Soon after their inception, the group found out about NIF/SHATIL, who introduced them to another group of ex-ultra-Orthodox working to change government policy regarding those who leave the Haredi community. The two groups teamed up. At present, there are special educational and employment benefits for haredim that are denied to those leaving the community, even though without communal support they need transitional assistance even more. "We want to ensure that those leaving the community receive the same rights that other Haredim receive," Yonatan says.
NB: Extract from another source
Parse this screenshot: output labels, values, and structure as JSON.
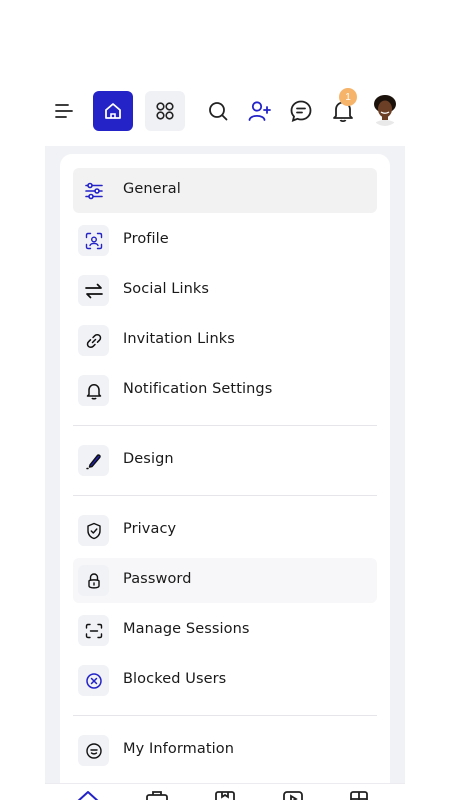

Yotzim L'Shinum meets every two weeks for cultural events, lectures, and film screenings such as the recent Ponevezh Time. These events are vital in helping the members integrate into wider society. One member commented, "I didn't know about The Beatles until I was 25!" They also run guidance session for parents. "We don't want to disconnect from our families, but the relationships are very complicated. Maybe they understand, but they can't accept it.," noted another member. Future plans include the creation of an institute that will help ex-Haredim complete their studies, thus helping them properly integrate into society. "I missed the train," Yonatan reflects. He is studying in his spare time, but he also needs to work so as to provide for his children, which means he might have to drop out. "I want to help others so their path will be easier." The more Yotzim L'Shinuim develops, the more likely that will be.